The gas giants have between 10 and 17 hour days, and Pluto has a 153 hour day.

Note that Venus and Earth are almost identically sized and Venus has a day 200 times as long. Based on the data points we have available, I'd say just about any day length is reasonable.

We lack much data about what forms sentient life may take. Given that this is 56 times the mass of Earth, and thus 3 times the mass of Neptune, I'd be more concerned, hard science wise, that it would be a gas giant and not an Earth-like planet at all, and thus we know nothing about if and under what conditions sentient life may form on it.

Edit: Given the change to make this human-like, humans can't live on gas giants, no matter what the day length.

• You do not address the need for the planet to be habitable. Aug 17, 2022 at 19:11
• @Mindwin Most of that is new to the question. Aug 17, 2022 at 19:15
• @Mindwin, you got it the other way around: it's life to adapt on the planet where it develops, not the planet to adapt to the life it wants to hos
– L.Dutch
Aug 17, 2022 at 19:18
• @Mindwin As I added, hard science wise, your concern is that it should be a gas giant and not a Earth like planet. Aug 17, 2022 at 19:25
• @Mindwin Venus doesn't vary much during night, and even if it does, life may just adapt to it. Even on Earth, the temperature deep under water doesn't vary much at all no matter what the surface conditions, nor do the winds and tides matter. Even if winds and tides are stronger, it's hard to say what's too strong. Aug 17, 2022 at 19:30

As an amateur Worldbuilder: I would be inclined to keep the linear velocity at the surface about the same as Earth's, which is c.1670kph at the equator. Let's say 2000kph for your planet, and then it's equatorial circumference will be c.160,000kms.

That gives you a very reasonable 80hr day. Comfortably within the 4 day limit suggested by Dole and quoted by @Golding. Despite its size your planet shouldn't experience odd sub-orbital phenomena. With a low average density you might consider a location in the far goldilocks zone which, combined with a slow rotational speed, will allow for plenty of warmish liquid water prone to icebergs.

These icebergs in higher latitudes and having a very deep global ocean could grow to very large calving sizes from the polar icecaps. Perhaps 100's of Kms across, have great depth and hence altitude too. They might therefore move slowly, having great interia, and by held in the cool higher latitudes by quite violent 'orbital' winds occurring in the convergence zones either side of the plant's tropics. This would cause them not to melt away for perhaps tens of thousands of years.

Allowing for the environmental dynamism which is believed to contribute to the evolution of complex life forms. Add to this mix areas of the planet in which submarine faults have built up many highly active caldera whose peaks have broken the surface of the global ocean, perhaps at the poles and close to the equator.

The ash from these having built up deep deposits of 'loess' type soil from primordial times.

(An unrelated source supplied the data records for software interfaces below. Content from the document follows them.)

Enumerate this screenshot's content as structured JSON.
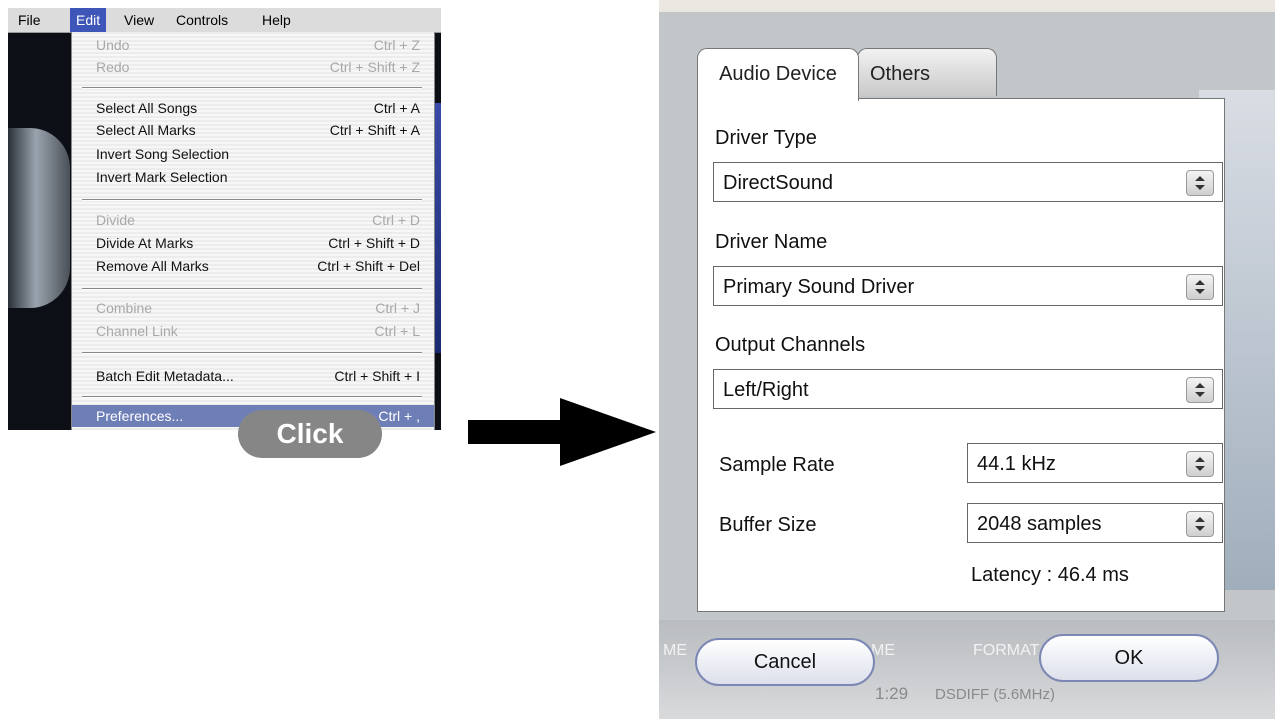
{
  "menu_screenshot": {
    "menubar": [
      "File",
      "Edit",
      "View",
      "Controls",
      "Help"
    ],
    "active_menu": "Edit",
    "items": [
      {
        "label": "Undo",
        "shortcut": "Ctrl + Z",
        "disabled": true
      },
      {
        "label": "Redo",
        "shortcut": "Ctrl + Shift + Z",
        "disabled": true
      },
      {
        "label": "Select All Songs",
        "shortcut": "Ctrl + A",
        "disabled": false
      },
      {
        "label": "Select All Marks",
        "shortcut": "Ctrl + Shift + A",
        "disabled": false
      },
      {
        "label": "Invert Song Selection",
        "shortcut": "",
        "disabled": false
      },
      {
        "label": "Invert Mark Selection",
        "shortcut": "",
        "disabled": false
      },
      {
        "label": "Divide",
        "shortcut": "Ctrl + D",
        "disabled": true
      },
      {
        "label": "Divide At Marks",
        "shortcut": "Ctrl + Shift + D",
        "disabled": false
      },
      {
        "label": "Remove All Marks",
        "shortcut": "Ctrl + Shift + Del",
        "disabled": false
      },
      {
        "label": "Combine",
        "shortcut": "Ctrl + J",
        "disabled": true
      },
      {
        "label": "Channel Link",
        "shortcut": "Ctrl + L",
        "disabled": true
      },
      {
        "label": "Batch Edit Metadata...",
        "shortcut": "Ctrl + Shift + I",
        "disabled": false
      },
      {
        "label": "Preferences...",
        "shortcut": "Ctrl + ,",
        "disabled": false,
        "selected": true
      }
    ],
    "click_label": "Click"
  },
  "dialog_screenshot": {
    "tabs": [
      "Audio Device",
      "Others"
    ],
    "active_tab": "Audio Device",
    "driver_type": {
      "label": "Driver Type",
      "value": "DirectSound"
    },
    "driver_name": {
      "label": "Driver Name",
      "value": "Primary Sound Driver"
    },
    "output_channels": {
      "label": "Output Channels",
      "value": "Left/Right"
    },
    "sample_rate": {
      "label": "Sample Rate",
      "value": "44.1 kHz"
    },
    "buffer_size": {
      "label": "Buffer Size",
      "value": "2048 samples"
    },
    "latency": "Latency : 46.4 ms",
    "cancel_label": "Cancel",
    "ok_label": "OK",
    "background_row": {
      "time": "1:29",
      "format": "DSDIFF (5.6MHz)"
    },
    "background_headers": {
      "me": "ME",
      "me2": "ME",
      "format": "FORMAT"
    }
  }
}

Coating vast areas of the ice shelves and the icebergs broken off from them. It is so deep that lower layers have compacted to provide a base rock layer between the ice and the surface. The base rock layer protects the underlying ice from rapid from weathering and also allows old coastlines to develop morphologies that , in many places, slope down to and under the water of the surrounding oceans.

It is these shallows which in the distant past history of the planet air breathing life was able to develop and gain an evolutionary foothold. The volcanism would have made the oceans brackish, but subterranean ice together with the inevitable precipitation provides abundant fresh water on the ice islands and continental shelves.

The planet could have marine organisms, phytoplanktons, which feed oxygen into the atmosphere but also fix the sulphur as well as the carbon emissions from the vulcanism... so that the air is sweet and has allowed carbon and oxygen based life to become dominant in its seas and on its 'lands'.

So within the parameters given for the proposed planet as regards density, and despite its size and the need for it to allow the evolution of sentient humanoid-type life forms, 3.35 earth days per planet day would appear to be reasonable. Or at least, given the level of our ignorance on cosmic matters, it does not require a very large stretch of the imagination!